### INSTRUCTIONS FOR THE TASK:
Pick the lines holding the string "value" out of the records and copy them.
*** Opening of RECORDS TO PROCESS ***
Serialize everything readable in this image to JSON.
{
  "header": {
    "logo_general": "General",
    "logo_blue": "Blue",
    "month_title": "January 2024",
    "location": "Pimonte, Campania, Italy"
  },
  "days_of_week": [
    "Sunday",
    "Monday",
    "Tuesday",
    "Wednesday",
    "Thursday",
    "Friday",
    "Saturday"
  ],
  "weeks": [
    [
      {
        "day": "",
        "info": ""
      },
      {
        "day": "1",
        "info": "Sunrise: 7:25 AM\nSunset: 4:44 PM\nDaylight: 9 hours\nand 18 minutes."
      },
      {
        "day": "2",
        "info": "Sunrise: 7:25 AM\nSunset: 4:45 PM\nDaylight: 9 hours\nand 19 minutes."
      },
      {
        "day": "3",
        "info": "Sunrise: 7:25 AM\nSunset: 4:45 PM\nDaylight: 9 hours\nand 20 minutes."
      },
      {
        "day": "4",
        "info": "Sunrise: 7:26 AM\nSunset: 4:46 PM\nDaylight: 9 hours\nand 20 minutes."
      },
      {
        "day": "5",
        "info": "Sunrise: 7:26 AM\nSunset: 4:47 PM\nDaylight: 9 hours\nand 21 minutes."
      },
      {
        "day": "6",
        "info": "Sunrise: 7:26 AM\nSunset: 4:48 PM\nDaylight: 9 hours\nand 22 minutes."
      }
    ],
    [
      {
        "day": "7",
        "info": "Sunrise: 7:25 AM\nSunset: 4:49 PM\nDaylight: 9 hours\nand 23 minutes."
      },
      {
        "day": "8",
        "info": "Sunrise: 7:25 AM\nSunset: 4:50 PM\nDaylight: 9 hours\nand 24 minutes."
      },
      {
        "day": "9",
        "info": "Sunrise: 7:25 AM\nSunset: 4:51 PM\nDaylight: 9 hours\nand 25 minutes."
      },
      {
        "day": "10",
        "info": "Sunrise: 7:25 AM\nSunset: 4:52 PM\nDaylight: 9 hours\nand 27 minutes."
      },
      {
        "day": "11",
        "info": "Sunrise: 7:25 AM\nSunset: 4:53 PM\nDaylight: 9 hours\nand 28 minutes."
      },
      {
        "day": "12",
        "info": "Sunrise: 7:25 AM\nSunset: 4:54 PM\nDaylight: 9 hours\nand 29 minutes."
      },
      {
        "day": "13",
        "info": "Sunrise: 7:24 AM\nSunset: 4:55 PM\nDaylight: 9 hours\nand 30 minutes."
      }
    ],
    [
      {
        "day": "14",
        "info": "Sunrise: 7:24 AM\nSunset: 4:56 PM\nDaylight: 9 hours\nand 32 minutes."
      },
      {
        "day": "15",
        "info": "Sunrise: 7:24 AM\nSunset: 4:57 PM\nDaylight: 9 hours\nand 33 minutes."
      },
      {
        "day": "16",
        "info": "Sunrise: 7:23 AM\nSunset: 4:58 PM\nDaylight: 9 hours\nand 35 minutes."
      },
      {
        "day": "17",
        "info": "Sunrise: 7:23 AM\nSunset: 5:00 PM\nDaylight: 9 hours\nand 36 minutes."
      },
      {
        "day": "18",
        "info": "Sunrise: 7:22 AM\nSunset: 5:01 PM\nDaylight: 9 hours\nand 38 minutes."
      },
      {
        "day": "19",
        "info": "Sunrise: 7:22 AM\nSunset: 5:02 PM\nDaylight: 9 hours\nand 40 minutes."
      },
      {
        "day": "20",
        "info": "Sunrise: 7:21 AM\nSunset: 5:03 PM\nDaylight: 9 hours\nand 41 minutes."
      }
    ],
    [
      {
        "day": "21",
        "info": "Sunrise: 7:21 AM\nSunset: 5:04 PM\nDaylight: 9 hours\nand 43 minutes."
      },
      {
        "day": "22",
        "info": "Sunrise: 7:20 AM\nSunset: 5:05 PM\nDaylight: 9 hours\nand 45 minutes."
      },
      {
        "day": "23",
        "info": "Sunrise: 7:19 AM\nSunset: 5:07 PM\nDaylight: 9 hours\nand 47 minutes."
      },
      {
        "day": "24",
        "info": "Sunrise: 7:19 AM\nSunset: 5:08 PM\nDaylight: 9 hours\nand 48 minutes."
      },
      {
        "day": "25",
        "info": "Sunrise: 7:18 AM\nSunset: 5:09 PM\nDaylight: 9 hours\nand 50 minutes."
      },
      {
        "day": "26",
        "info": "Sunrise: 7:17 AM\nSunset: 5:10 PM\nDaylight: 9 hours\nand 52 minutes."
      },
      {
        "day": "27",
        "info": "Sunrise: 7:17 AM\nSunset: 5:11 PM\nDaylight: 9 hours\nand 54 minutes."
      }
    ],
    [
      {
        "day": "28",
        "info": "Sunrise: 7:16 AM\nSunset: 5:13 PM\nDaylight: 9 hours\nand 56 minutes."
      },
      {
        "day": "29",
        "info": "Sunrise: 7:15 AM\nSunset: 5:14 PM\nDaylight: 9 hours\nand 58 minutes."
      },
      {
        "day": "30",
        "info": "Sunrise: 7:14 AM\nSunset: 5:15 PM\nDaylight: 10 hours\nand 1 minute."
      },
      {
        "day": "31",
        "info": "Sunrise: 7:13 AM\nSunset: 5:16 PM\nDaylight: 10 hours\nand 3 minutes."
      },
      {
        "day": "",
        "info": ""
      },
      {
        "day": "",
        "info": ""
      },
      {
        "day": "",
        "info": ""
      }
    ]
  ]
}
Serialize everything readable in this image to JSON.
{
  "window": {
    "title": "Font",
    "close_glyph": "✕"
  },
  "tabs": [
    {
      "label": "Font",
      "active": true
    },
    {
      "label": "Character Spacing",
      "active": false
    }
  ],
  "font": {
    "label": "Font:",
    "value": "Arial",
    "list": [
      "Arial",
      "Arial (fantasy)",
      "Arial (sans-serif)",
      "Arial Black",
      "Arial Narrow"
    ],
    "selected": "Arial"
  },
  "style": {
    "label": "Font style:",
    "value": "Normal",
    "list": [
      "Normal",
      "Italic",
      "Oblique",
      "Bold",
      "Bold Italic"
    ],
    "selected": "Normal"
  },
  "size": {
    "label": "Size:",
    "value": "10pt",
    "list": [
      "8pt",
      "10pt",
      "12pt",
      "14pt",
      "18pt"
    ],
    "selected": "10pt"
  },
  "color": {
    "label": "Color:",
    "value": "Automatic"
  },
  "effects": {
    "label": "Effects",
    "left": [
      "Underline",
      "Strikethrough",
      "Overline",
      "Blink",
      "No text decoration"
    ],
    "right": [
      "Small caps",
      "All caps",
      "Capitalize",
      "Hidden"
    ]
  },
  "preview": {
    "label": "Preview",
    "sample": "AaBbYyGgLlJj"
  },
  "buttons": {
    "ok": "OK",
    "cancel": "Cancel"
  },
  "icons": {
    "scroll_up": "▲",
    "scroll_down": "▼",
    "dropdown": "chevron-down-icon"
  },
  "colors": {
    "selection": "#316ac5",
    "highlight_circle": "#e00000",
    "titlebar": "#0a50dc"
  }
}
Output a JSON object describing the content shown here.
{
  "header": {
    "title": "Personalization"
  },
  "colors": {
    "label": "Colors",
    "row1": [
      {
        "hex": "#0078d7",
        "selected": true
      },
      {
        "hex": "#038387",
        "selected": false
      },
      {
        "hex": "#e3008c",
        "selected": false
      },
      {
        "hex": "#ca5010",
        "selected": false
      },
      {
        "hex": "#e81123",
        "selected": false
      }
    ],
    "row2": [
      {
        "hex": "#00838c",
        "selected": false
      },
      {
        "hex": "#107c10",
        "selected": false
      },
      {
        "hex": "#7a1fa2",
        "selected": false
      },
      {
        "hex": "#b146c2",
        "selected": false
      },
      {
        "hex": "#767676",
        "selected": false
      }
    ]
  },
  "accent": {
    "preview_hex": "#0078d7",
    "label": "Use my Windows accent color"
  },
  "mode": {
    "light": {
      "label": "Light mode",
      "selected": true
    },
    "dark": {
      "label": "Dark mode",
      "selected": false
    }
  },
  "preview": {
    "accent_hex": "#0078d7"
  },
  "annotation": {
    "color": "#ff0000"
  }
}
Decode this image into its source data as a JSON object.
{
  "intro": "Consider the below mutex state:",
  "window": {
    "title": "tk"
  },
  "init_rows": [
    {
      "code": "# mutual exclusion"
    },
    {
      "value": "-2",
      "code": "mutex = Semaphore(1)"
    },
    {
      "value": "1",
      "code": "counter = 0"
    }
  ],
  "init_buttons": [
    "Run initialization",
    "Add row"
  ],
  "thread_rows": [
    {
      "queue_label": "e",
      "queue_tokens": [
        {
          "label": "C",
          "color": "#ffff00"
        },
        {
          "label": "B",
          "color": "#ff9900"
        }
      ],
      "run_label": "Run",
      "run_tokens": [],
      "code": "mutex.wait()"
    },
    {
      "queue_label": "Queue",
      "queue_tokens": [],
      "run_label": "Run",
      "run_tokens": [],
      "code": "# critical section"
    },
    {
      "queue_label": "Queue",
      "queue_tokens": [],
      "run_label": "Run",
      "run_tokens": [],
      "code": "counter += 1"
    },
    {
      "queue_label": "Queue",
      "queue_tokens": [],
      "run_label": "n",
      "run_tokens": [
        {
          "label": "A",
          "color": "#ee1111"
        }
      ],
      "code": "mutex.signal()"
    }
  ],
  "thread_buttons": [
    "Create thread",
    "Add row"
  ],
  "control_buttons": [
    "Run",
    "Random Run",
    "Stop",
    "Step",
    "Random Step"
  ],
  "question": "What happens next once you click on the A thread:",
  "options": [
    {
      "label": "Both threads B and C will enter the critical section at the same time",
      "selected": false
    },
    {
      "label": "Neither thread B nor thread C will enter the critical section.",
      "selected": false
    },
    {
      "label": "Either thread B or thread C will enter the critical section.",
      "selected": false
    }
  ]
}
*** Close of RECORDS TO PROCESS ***
### ANSWER SECTION:
    "value": "Arial",
    "value": "Normal",
    "value": "10pt",
    "value": "Automatic"
      "value": "-2",
      "value": "1",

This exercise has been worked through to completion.